Also last week, a plan to restructure $35 billion in General Obligation bond debtowed by Puerto Rico’s government and agencies — cutting it to about $11 billion — was hailed by the U.S.-imposed Fiscal Oversight and Management Board (FOMB) as a victory.
“The new agreement…gets the island much closer to ending bankruptcy and to the beginning of true economic recovery,” said FOMB executive Natalie Jaresko, whose last job was restructuring Ukraine’s debt early last decade.
But while the figures show General Obligation debt would be reduced by 70 percent, many Puerto Ricans are not convinced it’s a lifesaver.
Last Thursday, a letter from over 50 organizations based in Puerto Rico and the U.S., including several labor unions and mainland Puerto Rican advocacy groups, rejected the deal. They claimed that the deal would likely force another bankruptcy process in a few years; would require paying back part of the debt that the FOMB’s own report declared was illegally emitted; and would cut worker’s pensions and burden Puerto Ricans with indirect taxation, further making economic recovery virtually impossible. They say a study by economists Pablo Gluzmann, Martín Guzmán and Joseph Stiglitz has repeatedly criticized austerity measures imposed by the board as antithetical to economic recovery and development, and recommends the debt be cut by 85 percent.

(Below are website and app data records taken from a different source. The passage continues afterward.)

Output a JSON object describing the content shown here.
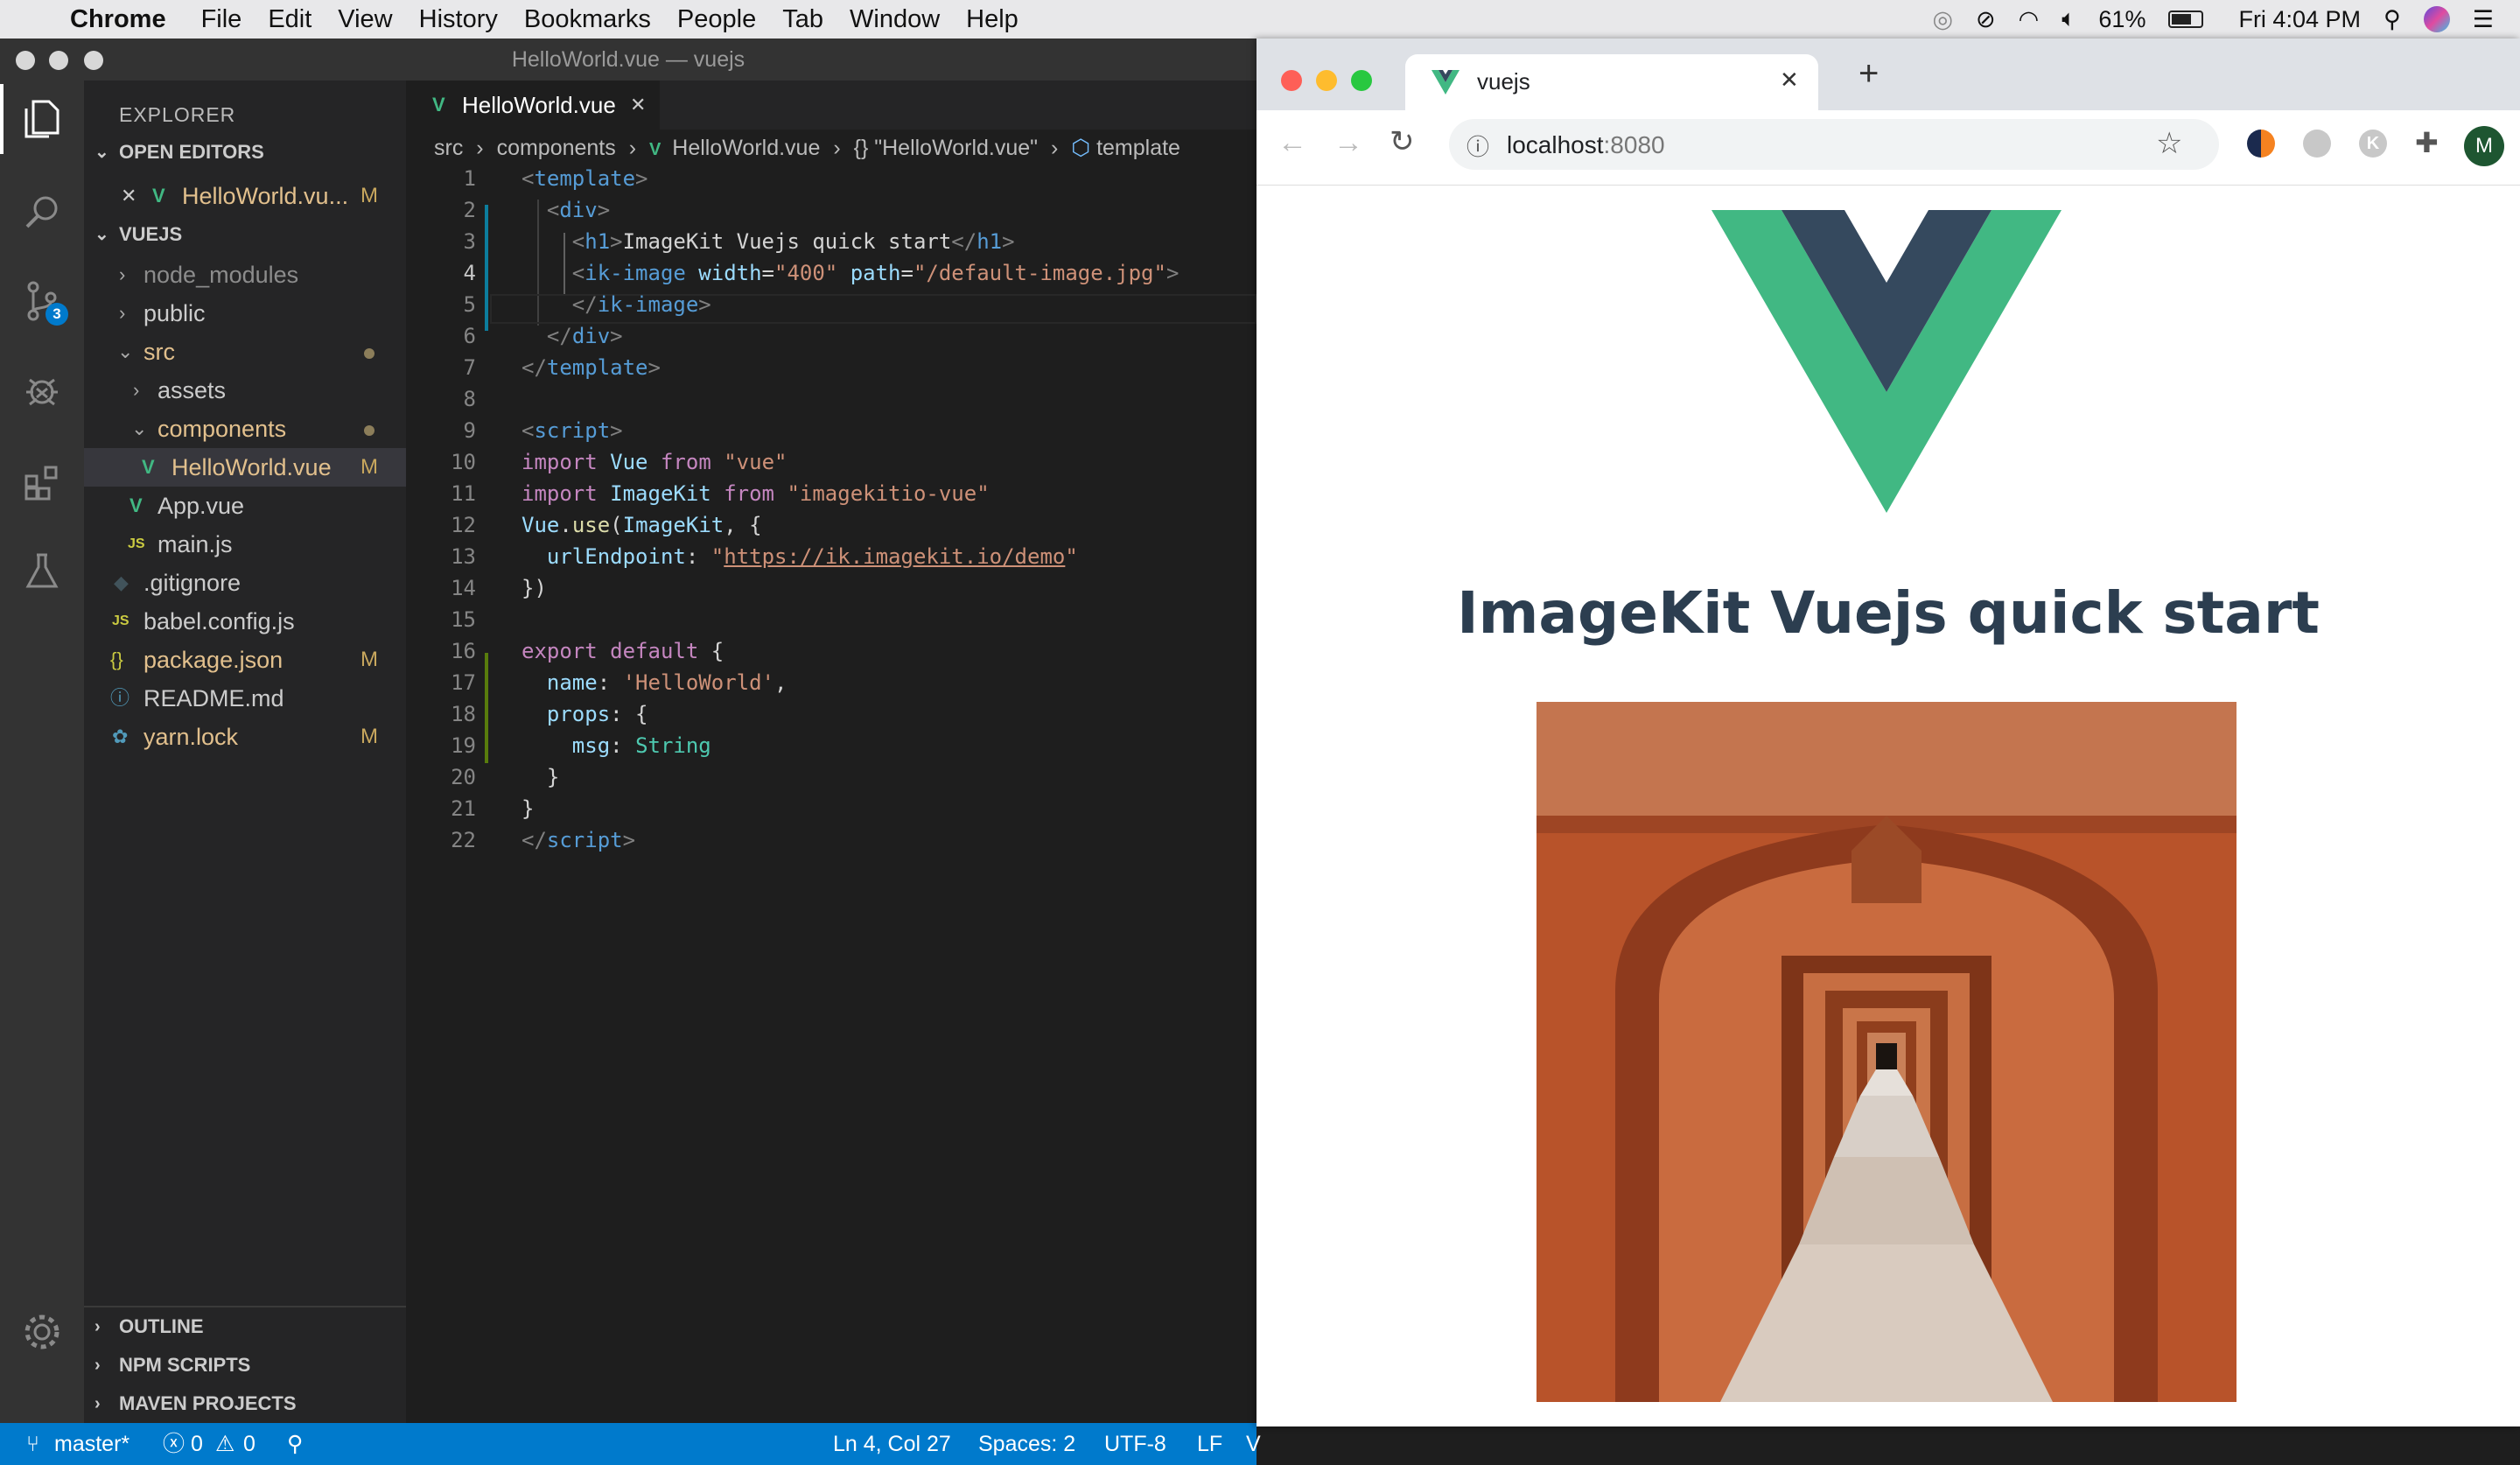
{
  "menubar": {
    "app": "Chrome",
    "items": [
      "File",
      "Edit",
      "View",
      "History",
      "Bookmarks",
      "People",
      "Tab",
      "Window",
      "Help"
    ],
    "battery": "61%",
    "clock": "Fri 4:04 PM"
  },
  "vscode": {
    "window_title": "HelloWorld.vue — vuejs",
    "scm_badge": "3",
    "explorer_title": "EXPLORER",
    "open_editors_label": "OPEN EDITORS",
    "open_editor_file": "HelloWorld.vu...",
    "open_editor_badge": "M",
    "folder_label": "VUEJS",
    "tree": [
      {
        "name": "node_modules",
        "badge": ""
      },
      {
        "name": "public",
        "badge": ""
      },
      {
        "name": "src",
        "badge": ""
      },
      {
        "name": "assets",
        "badge": ""
      },
      {
        "name": "components",
        "badge": ""
      },
      {
        "name": "HelloWorld.vue",
        "badge": "M"
      },
      {
        "name": "App.vue",
        "badge": ""
      },
      {
        "name": "main.js",
        "badge": ""
      },
      {
        "name": ".gitignore",
        "badge": ""
      },
      {
        "name": "babel.config.js",
        "badge": ""
      },
      {
        "name": "package.json",
        "badge": "M"
      },
      {
        "name": "README.md",
        "badge": ""
      },
      {
        "name": "yarn.lock",
        "badge": "M"
      }
    ],
    "outline_label": "OUTLINE",
    "npm_label": "NPM SCRIPTS",
    "maven_label": "MAVEN PROJECTS",
    "tab_label": "HelloWorld.vue",
    "breadcrumb": [
      "src",
      "components",
      "HelloWorld.vue",
      "{} \"HelloWorld.vue\"",
      "template"
    ],
    "line_numbers": [
      "1",
      "2",
      "3",
      "4",
      "5",
      "6",
      "7",
      "8",
      "9",
      "10",
      "11",
      "12",
      "13",
      "14",
      "15",
      "16",
      "17",
      "18",
      "19",
      "20",
      "21",
      "22"
    ],
    "status": {
      "branch": "master*",
      "errors": "0",
      "warnings": "0",
      "position": "Ln 4, Col 27",
      "spaces": "Spaces: 2",
      "encoding": "UTF-8",
      "eol": "LF",
      "lang": "V"
    }
  },
  "chrome": {
    "tab_title": "vuejs",
    "url_host": "localhost",
    "url_port": ":8080",
    "profile_initial": "M",
    "page_heading": "ImageKit Vuejs quick start"
  },
  "colors": {
    "vue_green": "#41b883",
    "vue_dark": "#35495e",
    "vscode_blue": "#007acc"
  }
}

In response to all of this adversity, there are many stories to be told about Puerto Rican resilience, and their use of “auto-gestión” or self-efforting. For instance, caravans of citizens made their way south to deliver supplies for those forced into homelessness by the recent seismic activity — which by the way, is still creating aftershocks.
Still, during this election year, there is much to be gained from direct engagement in local politics on the island, as well as national politics in the U.S.

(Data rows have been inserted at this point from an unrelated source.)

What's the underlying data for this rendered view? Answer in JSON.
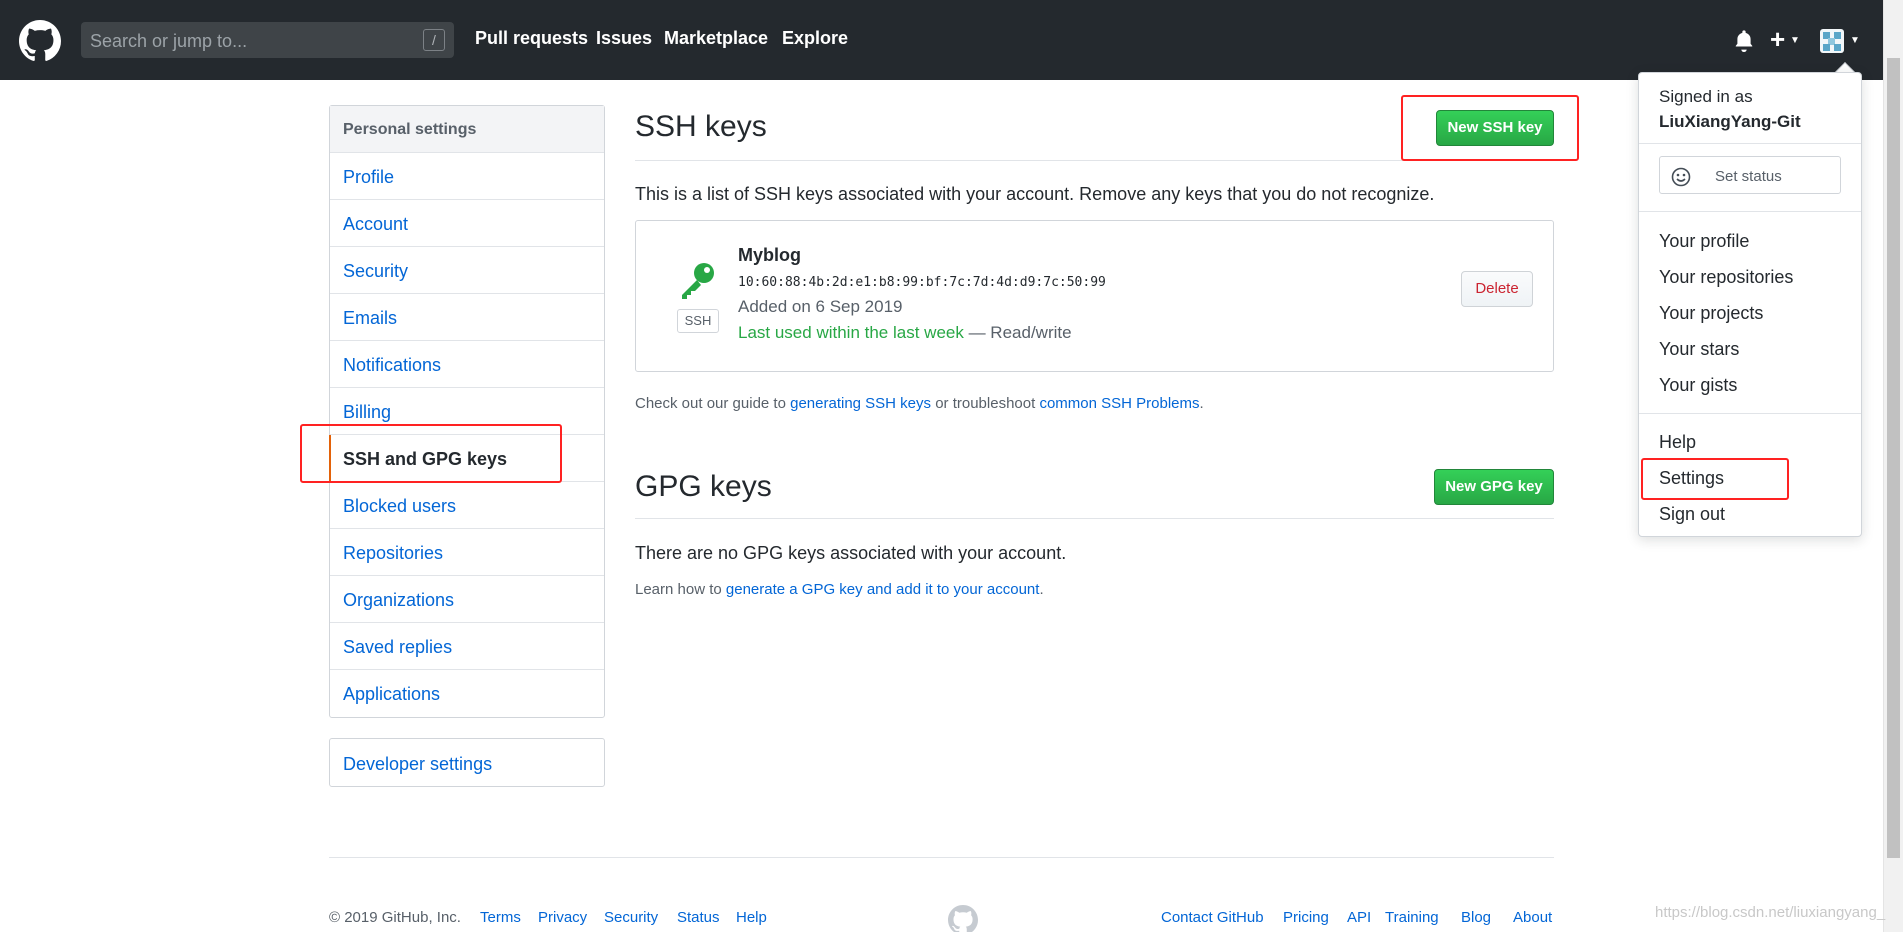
{
  "header": {
    "search_placeholder": "Search or jump to...",
    "search_shortcut": "/",
    "nav": [
      "Pull requests",
      "Issues",
      "Marketplace",
      "Explore"
    ],
    "add_label": "+"
  },
  "sidebar": {
    "heading": "Personal settings",
    "items": [
      {
        "label": "Profile"
      },
      {
        "label": "Account"
      },
      {
        "label": "Security"
      },
      {
        "label": "Emails"
      },
      {
        "label": "Notifications"
      },
      {
        "label": "Billing"
      },
      {
        "label": "SSH and GPG keys",
        "selected": true
      },
      {
        "label": "Blocked users"
      },
      {
        "label": "Repositories"
      },
      {
        "label": "Organizations"
      },
      {
        "label": "Saved replies"
      },
      {
        "label": "Applications"
      }
    ],
    "developer_settings": "Developer settings"
  },
  "ssh": {
    "title": "SSH keys",
    "new_button": "New SSH key",
    "description": "This is a list of SSH keys associated with your account. Remove any keys that you do not recognize.",
    "key": {
      "badge": "SSH",
      "name": "Myblog",
      "fingerprint": "10:60:88:4b:2d:e1:b8:99:bf:7c:7d:4d:d9:7c:50:99",
      "added": "Added on 6 Sep 2019",
      "last_used": "Last used within the last week",
      "access": " — Read/write",
      "delete_label": "Delete"
    },
    "guide_prefix": "Check out our guide to ",
    "guide_link1": "generating SSH keys",
    "guide_middle": " or troubleshoot ",
    "guide_link2": "common SSH Problems",
    "guide_suffix": "."
  },
  "gpg": {
    "title": "GPG keys",
    "new_button": "New GPG key",
    "empty": "There are no GPG keys associated with your account.",
    "learn_prefix": "Learn how to ",
    "learn_link": "generate a GPG key and add it to your account",
    "learn_suffix": "."
  },
  "footer": {
    "copyright": "© 2019 GitHub, Inc.",
    "left_links": [
      "Terms",
      "Privacy",
      "Security",
      "Status",
      "Help"
    ],
    "right_links": [
      "Contact GitHub",
      "Pricing",
      "API",
      "Training",
      "Blog",
      "About"
    ],
    "watermark": "https://blog.csdn.net/liuxiangyang_"
  },
  "dropdown": {
    "signed_in_label": "Signed in as",
    "username": "LiuXiangYang-Git",
    "set_status": "Set status",
    "group1": [
      "Your profile",
      "Your repositories",
      "Your projects",
      "Your stars",
      "Your gists"
    ],
    "group2": [
      "Help",
      "Settings",
      "Sign out"
    ]
  },
  "colors": {
    "header_bg": "#24292e",
    "link": "#0366d6",
    "green_button": "#28a745",
    "delete_text": "#cb2431",
    "selected_marker": "#e36209",
    "annotation_red": "#ff2222"
  }
}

With both the pro-statehood and pro-Commonwealth parties staggering from their ineffectual efforts and roles in both creating the debt crisis and responding to the natural disasters of Hurricane María and last month’s earthquakes, new political parties like Victoria Ciudadana (Citizens Victory) are fielding a slate of candidates. Yet, while these substantial local strides are encouraging, Puerto Rico needs more.

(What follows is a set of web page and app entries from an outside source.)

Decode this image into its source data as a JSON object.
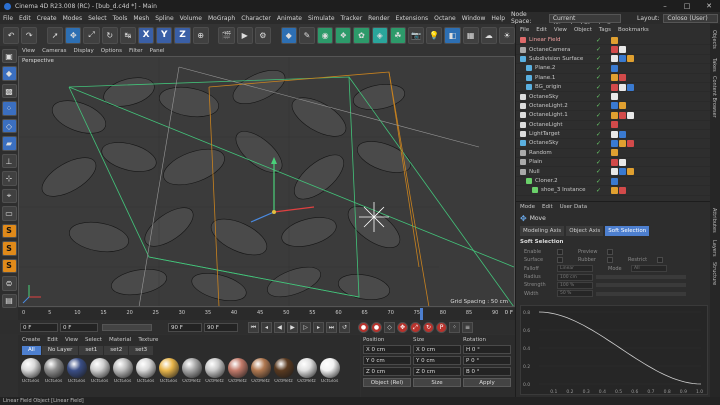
{
  "window": {
    "title": "Cinema 4D R23.008 (RC) - [bub_d.c4d *] - Main"
  },
  "menubar": {
    "items": [
      "File",
      "Edit",
      "Create",
      "Modes",
      "Select",
      "Tools",
      "Mesh",
      "Spline",
      "Volume",
      "MoGraph",
      "Character",
      "Animate",
      "Simulate",
      "Tracker",
      "Render",
      "Extensions",
      "Octane",
      "Window",
      "Help"
    ],
    "node_space_label": "Node Space:",
    "node_space_value": "Current (Standard/Physical)",
    "layout_label": "Layout:",
    "layout_value": "Coloso (User)"
  },
  "toolbar": {
    "axis_x": "X",
    "axis_y": "Y",
    "axis_z": "Z"
  },
  "viewport": {
    "menu": [
      "View",
      "Cameras",
      "Display",
      "Options",
      "Filter",
      "Panel"
    ],
    "label": "Perspective",
    "grid_spacing": "Grid Spacing : 50 cm"
  },
  "timeline": {
    "ticks": [
      "0",
      "5",
      "10",
      "15",
      "20",
      "25",
      "30",
      "35",
      "40",
      "45",
      "50",
      "55",
      "60",
      "65",
      "70",
      "75",
      "80",
      "85",
      "90"
    ],
    "end_frame": "0 F"
  },
  "playback": {
    "current": "0 F",
    "start": "0 F",
    "end": "90 F",
    "end2": "90 F"
  },
  "materials": {
    "menu": [
      "Create",
      "Edit",
      "View",
      "Select",
      "Material",
      "Texture"
    ],
    "tabs": [
      "All",
      "No Layer",
      "set1",
      "set2",
      "set3"
    ],
    "active_tab": "set3",
    "items": [
      {
        "label": "OctGlos",
        "color": "#d9d9d9"
      },
      {
        "label": "OctGlos",
        "color": "#8d8d8d"
      },
      {
        "label": "OctGlos",
        "color": "#3a4e86"
      },
      {
        "label": "OctGlos",
        "color": "#cfcfcf"
      },
      {
        "label": "OctGlos",
        "color": "#bdbdbd"
      },
      {
        "label": "OctGlos",
        "color": "#d7d7d7"
      },
      {
        "label": "OctGlos",
        "color": "#e8b54a"
      },
      {
        "label": "OctMetz",
        "color": "#a8a8a8"
      },
      {
        "label": "OctMetz",
        "color": "#c9c9c9"
      },
      {
        "label": "OctMetz",
        "color": "#c27a6a"
      },
      {
        "label": "OctMetz",
        "color": "#b07850"
      },
      {
        "label": "OctMetz",
        "color": "#5a3a20"
      },
      {
        "label": "OctMetz",
        "color": "#e0e0e0"
      },
      {
        "label": "OctGlos",
        "color": "#f2f2f2"
      }
    ]
  },
  "coords": {
    "headers": [
      "Position",
      "Size",
      "Rotation"
    ],
    "rows": [
      [
        "X",
        "0 cm",
        "X",
        "0 cm",
        "H",
        "0 °"
      ],
      [
        "Y",
        "0 cm",
        "Y",
        "0 cm",
        "P",
        "0 °"
      ],
      [
        "Z",
        "0 cm",
        "Z",
        "0 cm",
        "B",
        "0 °"
      ]
    ],
    "mode_select": "Object (Rel)",
    "size_select": "Size",
    "apply": "Apply"
  },
  "objects": {
    "menu": [
      "File",
      "Edit",
      "View",
      "Object",
      "Tags",
      "Bookmarks"
    ],
    "items": [
      {
        "name": "Linear Field",
        "color": "#e06a6a",
        "indent": 0,
        "highlight": true
      },
      {
        "name": "OctaneCamera",
        "color": "#aaaaaa",
        "indent": 0
      },
      {
        "name": "Subdivision Surface",
        "color": "#5ab0e0",
        "indent": 0
      },
      {
        "name": "Plane.2",
        "color": "#5ab0e0",
        "indent": 1
      },
      {
        "name": "Plane.1",
        "color": "#5ab0e0",
        "indent": 1
      },
      {
        "name": "BG_origin",
        "color": "#5ab0e0",
        "indent": 1
      },
      {
        "name": "OctaneSky",
        "color": "#dddddd",
        "indent": 0
      },
      {
        "name": "OctaneLight.2",
        "color": "#dddddd",
        "indent": 0
      },
      {
        "name": "OctaneLight.1",
        "color": "#dddddd",
        "indent": 0
      },
      {
        "name": "OctaneLight",
        "color": "#dddddd",
        "indent": 0
      },
      {
        "name": "LightTarget",
        "color": "#dddddd",
        "indent": 0
      },
      {
        "name": "OctaneSky",
        "color": "#5ab0e0",
        "indent": 0
      },
      {
        "name": "Random",
        "color": "#aaaaaa",
        "indent": 0
      },
      {
        "name": "Plain",
        "color": "#aaaaaa",
        "indent": 0
      },
      {
        "name": "Null",
        "color": "#aaaaaa",
        "indent": 0
      },
      {
        "name": "Cloner.2",
        "color": "#6ad06a",
        "indent": 1
      },
      {
        "name": "shoe_3 Instance",
        "color": "#6ad06a",
        "indent": 2
      }
    ]
  },
  "attributes": {
    "menu": [
      "Mode",
      "Edit",
      "User Data"
    ],
    "title": "Move",
    "tabs": [
      "Modeling Axis",
      "Object Axis",
      "Soft Selection"
    ],
    "active_tab": "Soft Selection",
    "section": "Soft Selection",
    "enable": "Enable",
    "preview": "Preview",
    "surface": "Surface",
    "rubber": "Rubber",
    "restrict": "Restrict",
    "falloff": "Falloff",
    "falloff_val": "Linear",
    "mode": "Mode",
    "mode_val": "All",
    "radius": "Radius",
    "radius_val": "100 cm",
    "strength": "Strength",
    "strength_val": "100 %",
    "width": "Width",
    "width_val": "50 %",
    "curve_ticks": [
      "0.8",
      "0.6",
      "0.4",
      "0.2",
      "0.0"
    ],
    "curve_xticks": [
      "0.1",
      "0.2",
      "0.3",
      "0.4",
      "0.5",
      "0.6",
      "0.7",
      "0.8",
      "0.9",
      "1.0"
    ]
  },
  "sidetabs": [
    "Objects",
    "Takes",
    "Content Browser",
    "Layers",
    "Structure"
  ],
  "sidetabs2": [
    "Attributes"
  ],
  "status": "Linear Field Object [Linear Field]"
}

A recent trip to Puerto Rico by a group of House lawmakers, including Steny Hoyer, Nydia Velásquez, Carolyn Maloney, and Alexandria Ocasio-Cortez, intended to draw attention to the Trump administration’s neglect. But that should be the beginning of a serious Democratic commitment to the plight of the island colony. With Democrats presenting themselves as an alternative to the many ways Trumpism has waged a campaign of discriminatory policies against Latinos, African Americans, women and LGBTQ+ people, a progressive change in policy toward Puerto Rico must become a prominent part of the party platform.
I’ve always had great faith and belief in the stubborn self-reliance of the people of Puerto Rico and their ability to make change despite the failings of local and federal government. But the island is in such desperate conditions — from infrastructure to health care to education to structural poverty — that it needs action from Washington to address much of the damage the government has helped to create. Puerto Rico needs debt relief and a real chance for economic recovery and growth. That entails a major reassessment of its colonial status and the responsibility of the U.S. in helping Puerto Rico get to where it wants to go.